Start of Block
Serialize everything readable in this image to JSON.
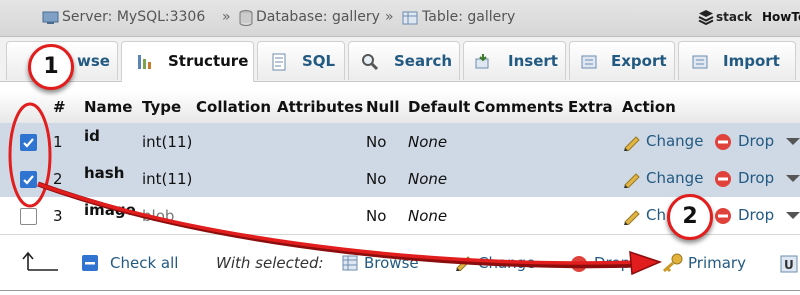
{
  "breadcrumb": {
    "server": "Server: MySQL:3306",
    "database": "Database: gallery",
    "table": "Table: gallery",
    "separator": "»"
  },
  "brand": {
    "part1": "stack",
    "part2": "HowTo"
  },
  "tabs": [
    {
      "label": "Browse",
      "icon": "browse-icon"
    },
    {
      "label": "Structure",
      "icon": "structure-icon",
      "active": true
    },
    {
      "label": "SQL",
      "icon": "sql-icon"
    },
    {
      "label": "Search",
      "icon": "search-icon"
    },
    {
      "label": "Insert",
      "icon": "insert-icon"
    },
    {
      "label": "Export",
      "icon": "export-icon"
    },
    {
      "label": "Import",
      "icon": "import-icon"
    }
  ],
  "tab_visible": {
    "browse": "wse"
  },
  "columns": [
    "#",
    "Name",
    "Type",
    "Collation",
    "Attributes",
    "Null",
    "Default",
    "Comments",
    "Extra",
    "Action"
  ],
  "rows": [
    {
      "num": "1",
      "name": "id",
      "type": "int(11)",
      "null": "No",
      "default": "None",
      "checked": true
    },
    {
      "num": "2",
      "name": "hash",
      "type": "int(11)",
      "null": "No",
      "default": "None",
      "checked": true
    },
    {
      "num": "3",
      "name": "image",
      "type": "blob",
      "null": "No",
      "default": "None",
      "checked": false
    }
  ],
  "row_actions": {
    "change": "Change",
    "drop": "Drop",
    "change_partial": "Ch"
  },
  "bottom": {
    "check_all": "Check all",
    "with_selected": "With selected:",
    "browse": "Browse",
    "change": "Change",
    "drop": "Drop",
    "primary": "Primary"
  },
  "annotations": {
    "step1": "1",
    "step2": "2",
    "color": "#e21d1d"
  }
}
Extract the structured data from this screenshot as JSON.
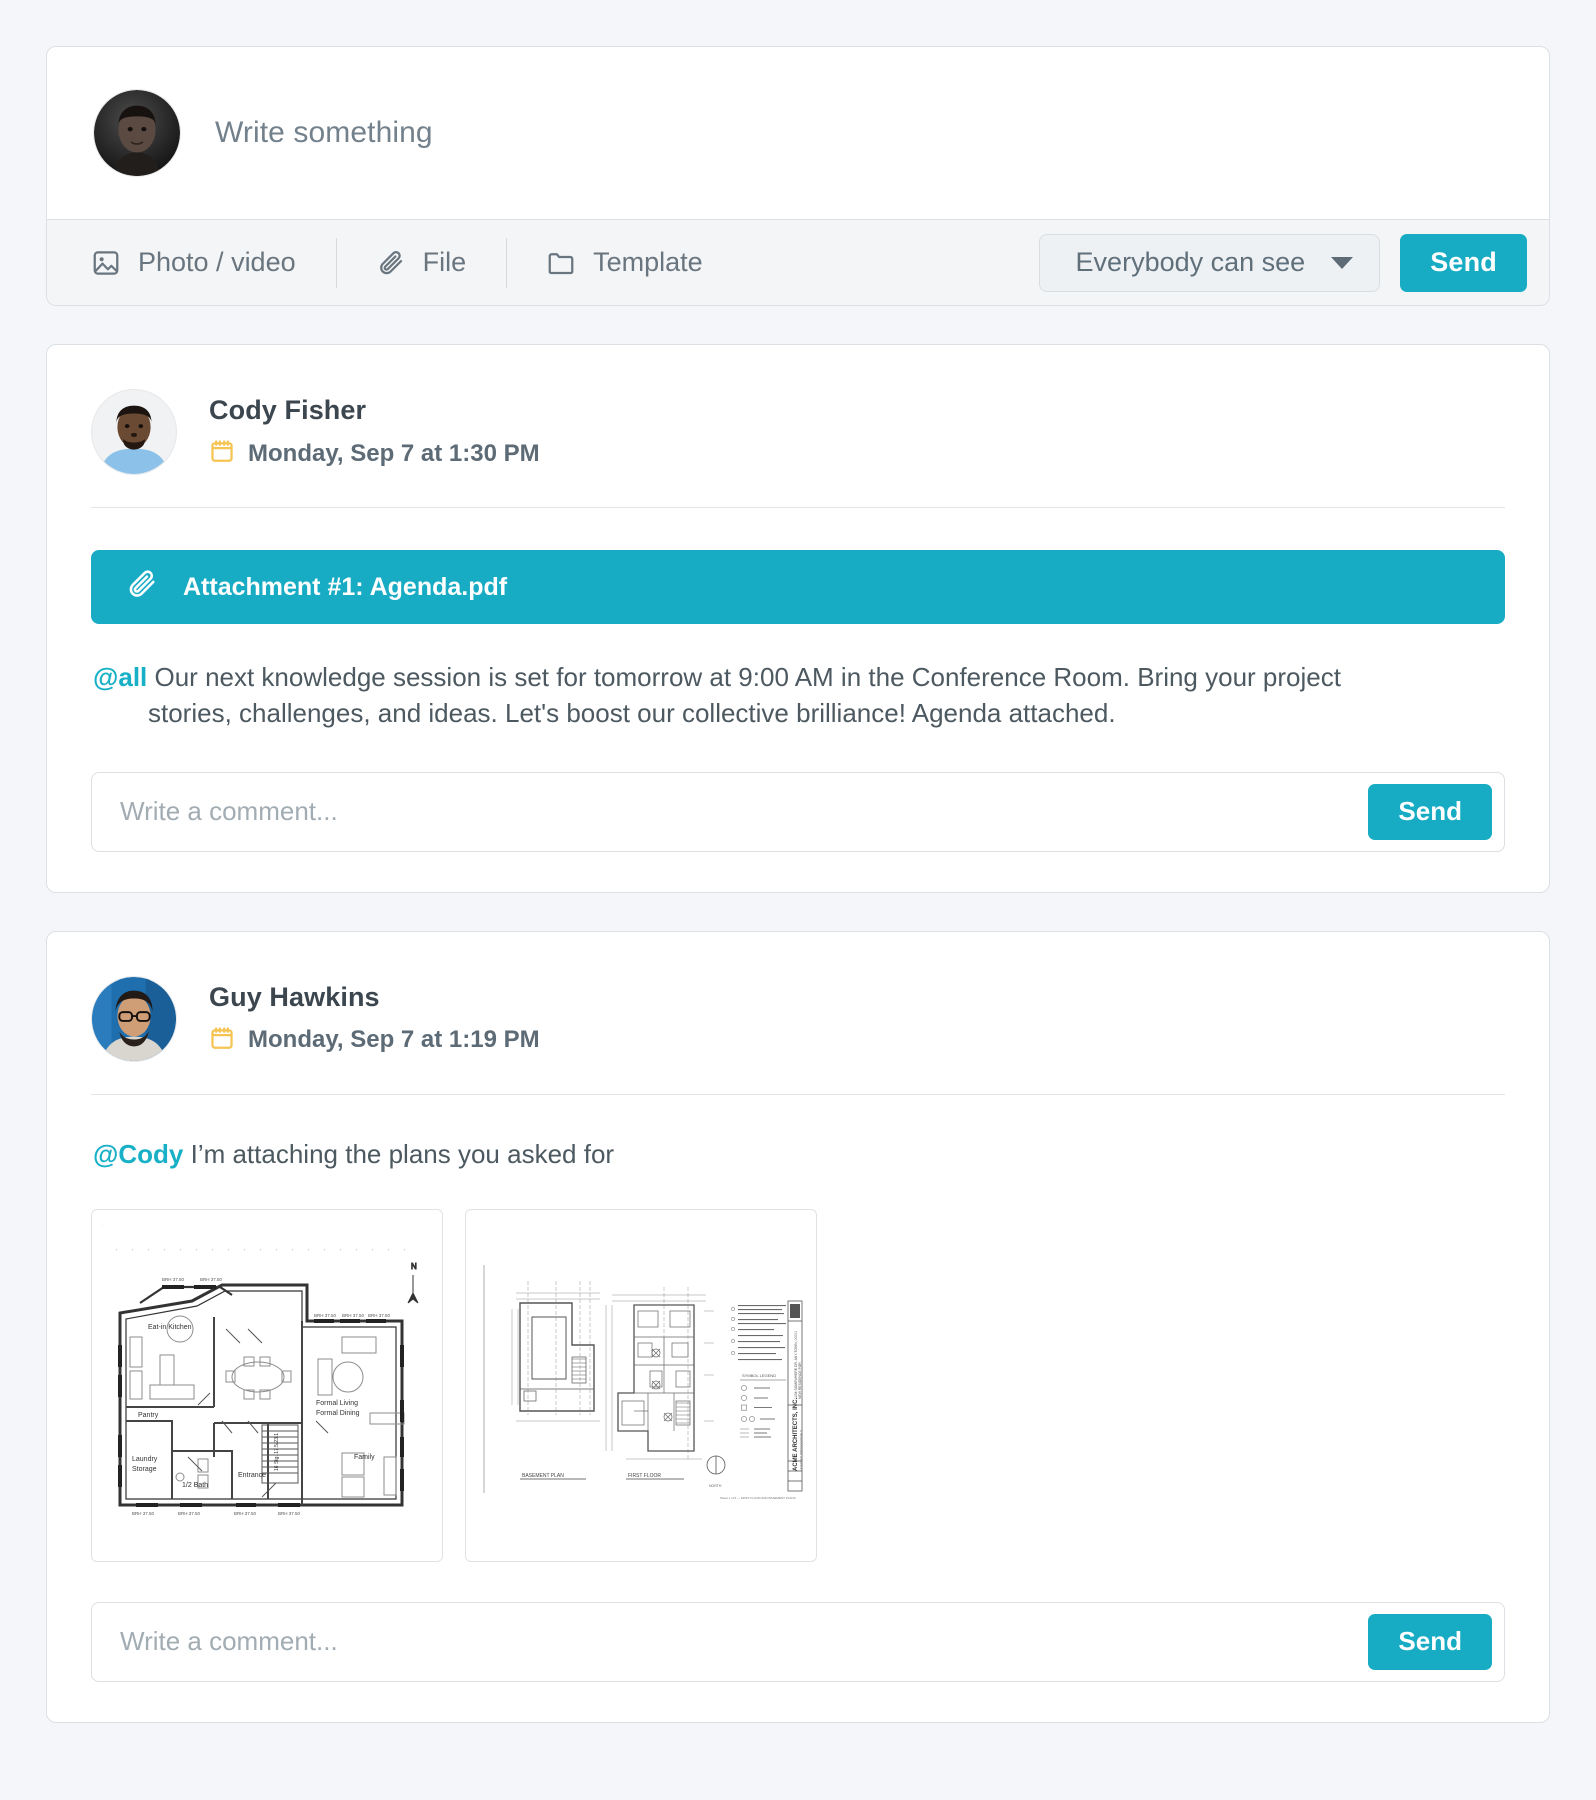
{
  "theme": {
    "accent": "#17acc4",
    "page_bg": "#f4f6f9",
    "card_bg": "#ffffff",
    "border": "#dcdfe3",
    "calendar_icon": "#f5c453",
    "text": "#4d5960"
  },
  "composer": {
    "placeholder": "Write something",
    "avatar_name": "current-user-avatar",
    "tools": [
      {
        "icon": "photo-icon",
        "label": "Photo / video"
      },
      {
        "icon": "paperclip-icon",
        "label": "File"
      },
      {
        "icon": "folder-icon",
        "label": "Template"
      }
    ],
    "visibility": {
      "selected": "Everybody can see",
      "options": [
        "Everybody can see"
      ]
    },
    "send_label": "Send"
  },
  "posts": [
    {
      "author": "Cody Fisher",
      "date_icon": "calendar-icon",
      "date": "Monday, Sep 7 at 1:30 PM",
      "attachment": {
        "icon": "paperclip-icon",
        "label": "Attachment #1: Agenda.pdf"
      },
      "mention": "@all",
      "text_line1": "Our next knowledge session is set for tomorrow at 9:00 AM in the Conference Room. Bring your project",
      "text_line2": "stories, challenges, and ideas. Let's boost our collective brilliance! Agenda attached.",
      "comment": {
        "placeholder": "Write a comment...",
        "value": "",
        "send_label": "Send"
      }
    },
    {
      "author": "Guy Hawkins",
      "date_icon": "calendar-icon",
      "date": "Monday, Sep 7 at 1:19 PM",
      "mention": "@Cody",
      "text_line1": "I’m attaching the plans you asked for",
      "thumbnails": [
        {
          "name": "floor-plan-thumbnail",
          "kind": "residential-floor-plan",
          "rooms": [
            "Eat-in Kitchen",
            "Pantry",
            "Laundry Storage",
            "1/2 Bath",
            "Entrance",
            "Formal Living Formal Dining",
            "Family"
          ],
          "stair_note": "16 Stg. 17.5/23.1",
          "compass": "N"
        },
        {
          "name": "architectural-drawing-thumbnail",
          "kind": "architectural-sheet",
          "sheet_labels": [
            "BASEMENT PLAN",
            "FIRST FLOOR"
          ],
          "title_block": "ACME ARCHITECTS, INC."
        }
      ],
      "comment": {
        "placeholder": "Write a comment...",
        "value": "",
        "send_label": "Send"
      }
    }
  ]
}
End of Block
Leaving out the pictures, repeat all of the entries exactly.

## ANSWER BOX
Serialize everything readable in this image to JSON.
{
  "breadcrumb": {
    "server": "Server: MySQL:3306",
    "database": "Database: gallery",
    "table": "Table: gallery",
    "separator": "»"
  },
  "brand": {
    "part1": "stack",
    "part2": "HowTo"
  },
  "tabs": [
    {
      "label": "Browse",
      "icon": "browse-icon"
    },
    {
      "label": "Structure",
      "icon": "structure-icon",
      "active": true
    },
    {
      "label": "SQL",
      "icon": "sql-icon"
    },
    {
      "label": "Search",
      "icon": "search-icon"
    },
    {
      "label": "Insert",
      "icon": "insert-icon"
    },
    {
      "label": "Export",
      "icon": "export-icon"
    },
    {
      "label": "Import",
      "icon": "import-icon"
    }
  ],
  "tab_visible": {
    "browse": "wse"
  },
  "columns": [
    "#",
    "Name",
    "Type",
    "Collation",
    "Attributes",
    "Null",
    "Default",
    "Comments",
    "Extra",
    "Action"
  ],
  "rows": [
    {
      "num": "1",
      "name": "id",
      "type": "int(11)",
      "null": "No",
      "default": "None",
      "checked": true
    },
    {
      "num": "2",
      "name": "hash",
      "type": "int(11)",
      "null": "No",
      "default": "None",
      "checked": true
    },
    {
      "num": "3",
      "name": "image",
      "type": "blob",
      "null": "No",
      "default": "None",
      "checked": false
    }
  ],
  "row_actions": {
    "change": "Change",
    "drop": "Drop",
    "change_partial": "Ch"
  },
  "bottom": {
    "check_all": "Check all",
    "with_selected": "With selected:",
    "browse": "Browse",
    "change": "Change",
    "drop": "Drop",
    "primary": "Primary"
  },
  "annotations": {
    "step1": "1",
    "step2": "2",
    "color": "#e21d1d"
  }
}
Extract the structured data from this screenshot as JSON.
{
  "theme": {
    "accent": "#17acc4",
    "page_bg": "#f4f6f9",
    "card_bg": "#ffffff",
    "border": "#dcdfe3",
    "calendar_icon": "#f5c453",
    "text": "#4d5960"
  },
  "composer": {
    "placeholder": "Write something",
    "avatar_name": "current-user-avatar",
    "tools": [
      {
        "icon": "photo-icon",
        "label": "Photo / video"
      },
      {
        "icon": "paperclip-icon",
        "label": "File"
      },
      {
        "icon": "folder-icon",
        "label": "Template"
      }
    ],
    "visibility": {
      "selected": "Everybody can see",
      "options": [
        "Everybody can see"
      ]
    },
    "send_label": "Send"
  },
  "posts": [
    {
      "author": "Cody Fisher",
      "date_icon": "calendar-icon",
      "date": "Monday, Sep 7 at 1:30 PM",
      "attachment": {
        "icon": "paperclip-icon",
        "label": "Attachment #1: Agenda.pdf"
      },
      "mention": "@all",
      "text_line1": "Our next knowledge session is set for tomorrow at 9:00 AM in the Conference Room. Bring your project",
      "text_line2": "stories, challenges, and ideas. Let's boost our collective brilliance! Agenda attached.",
      "comment": {
        "placeholder": "Write a comment...",
        "value": "",
        "send_label": "Send"
      }
    },
    {
      "author": "Guy Hawkins",
      "date_icon": "calendar-icon",
      "date": "Monday, Sep 7 at 1:19 PM",
      "mention": "@Cody",
      "text_line1": "I’m attaching the plans you asked for",
      "thumbnails": [
        {
          "name": "floor-plan-thumbnail",
          "kind": "residential-floor-plan",
          "rooms": [
            "Eat-in Kitchen",
            "Pantry",
            "Laundry Storage",
            "1/2 Bath",
            "Entrance",
            "Formal Living Formal Dining",
            "Family"
          ],
          "stair_note": "16 Stg. 17.5/23.1",
          "compass": "N"
        },
        {
          "name": "architectural-drawing-thumbnail",
          "kind": "architectural-sheet",
          "sheet_labels": [
            "BASEMENT PLAN",
            "FIRST FLOOR"
          ],
          "title_block": "ACME ARCHITECTS, INC."
        }
      ],
      "comment": {
        "placeholder": "Write a comment...",
        "value": "",
        "send_label": "Send"
      }
    }
  ]
}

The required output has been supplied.